Posterior Capsular Opacification (PCO) Basics
The human lens sits in a bag or capsule. Ideally, when cataract surgery occurs, we want to maintain that bag/capsule intact. If we succeed in doing that, the back of that bag/capsule can become cloudy over time and sometimes we simply cannot clean the back of the bag/capsule safely during surgery. It can happen commonly, up to 50% of the time after cataract surgery depending on the patient and situation. We call this a Posterior Capsular Opacification (PCO). Thankfully, we can fix this relatively quickly and easily in the office with a laser procedure called YAG capsulotomy.
What is YAG Capsulotomy Laser?
It is a laser applied to the posterior aspect of the bag/capsule where your intraocular lens is sitting. If you’ve been recommended this procedure, chances are that the posterior aspect of that bag/capsule has become cloudy/opacified. We call this a posterior capsular opacification (PCO). The laser makes a hole in the center of that PCO so that you can see better. There is a small risk of retinal detachment and retinal swelling after this laser, but these risks are very rare (usually less than 1 in 1000). Rarely the procedure needs to be repeated. The large majority of patients undergoing this laser experience improved vision within weeks.

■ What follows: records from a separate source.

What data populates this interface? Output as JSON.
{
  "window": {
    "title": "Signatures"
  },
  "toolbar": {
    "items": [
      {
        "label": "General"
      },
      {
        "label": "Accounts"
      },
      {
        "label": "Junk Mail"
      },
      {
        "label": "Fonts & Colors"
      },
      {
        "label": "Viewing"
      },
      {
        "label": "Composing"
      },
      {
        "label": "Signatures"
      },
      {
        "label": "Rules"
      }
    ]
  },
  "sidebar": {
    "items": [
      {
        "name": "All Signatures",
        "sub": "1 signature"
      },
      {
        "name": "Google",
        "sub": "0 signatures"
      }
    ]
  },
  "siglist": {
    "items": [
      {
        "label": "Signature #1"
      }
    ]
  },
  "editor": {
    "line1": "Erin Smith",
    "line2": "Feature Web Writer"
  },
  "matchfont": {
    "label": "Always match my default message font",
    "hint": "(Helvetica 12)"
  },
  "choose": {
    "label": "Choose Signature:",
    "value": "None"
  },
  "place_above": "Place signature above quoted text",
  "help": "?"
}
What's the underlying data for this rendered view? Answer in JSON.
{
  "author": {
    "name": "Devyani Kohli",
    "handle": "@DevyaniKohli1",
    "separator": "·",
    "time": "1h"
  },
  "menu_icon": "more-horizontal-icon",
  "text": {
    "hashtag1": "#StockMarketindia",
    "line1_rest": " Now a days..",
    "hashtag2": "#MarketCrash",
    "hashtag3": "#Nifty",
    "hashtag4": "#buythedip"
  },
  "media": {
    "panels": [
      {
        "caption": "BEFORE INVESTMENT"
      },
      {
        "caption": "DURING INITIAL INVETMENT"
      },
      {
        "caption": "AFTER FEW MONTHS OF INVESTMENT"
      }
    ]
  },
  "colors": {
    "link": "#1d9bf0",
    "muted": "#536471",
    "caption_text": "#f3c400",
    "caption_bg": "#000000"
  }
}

Who is a great candidate?
YAG capsulotomy works best when a PCO is identified. PCOs can cause a decline in vision after cataract surgery or can explain why some patients may have never experienced the best possible vision after cataract surgery. Your eye doctor will help you decide if YAG capsulotomy can help. Since the risk is minimal, if you’re experiencing vision difficulties after cataract surgery, and we think a PCO may be contributing, we recommend proceeding with the laser.
How is it done?
Typically we'll ask you to come to the office 60 to 90 minutes before the procedure, so that we can prep the eye for the laser. One of our skilled staff members will corroborate the eye being lasered (and mark the eye), make sure there is a consent form in place, and place eye drops in the eye. The eye drops will dilate the pupil. This step is crucial as it allows the eye surgeon to clearly see the PCO.
When the eye surgeon walks in to do the laser, we'll perform a safety check one more time, place numbing drops in both eyes to minimize blinking, and place a lens with gel on the eye. YAG capsulotomy takes 5-10 minutes.
After the laser, one of our staff members will clean your eye and place some extra drops in it. You can then go home and use dark glasses to protect your dilated eye from sunlight.
What is the follow-up?
You'll typically return in 2-4 weeks to check your vision. At that point, if the other eye needs the laser, we can book the procedure for the other eye, if appropriate. Once both eyes are done, one of our eye doctors can then safely measure you for glasses, if needed, and if no other problems are found with the eye.
There are no restrictions associated with the laser. You can typically return to work immediately if you desire. Vision in the lasered eye may be a bit blurry and you may experience some floaters for 1 to 3 days. Preservative-free tears may help with the blurring.
Sometimes and depending on the circumstances, your eye doctor may ask you to use anti-inflammatory eye drops after the laser.
- It's extremely safe
- It may improve vision permanently
- It's a quick office procedure
As with any procedure, there are never guarantees. You may still need glasses or a change in glasses after this procedure. You may also still need to be treated for any other eye problems to help retain or improve vision.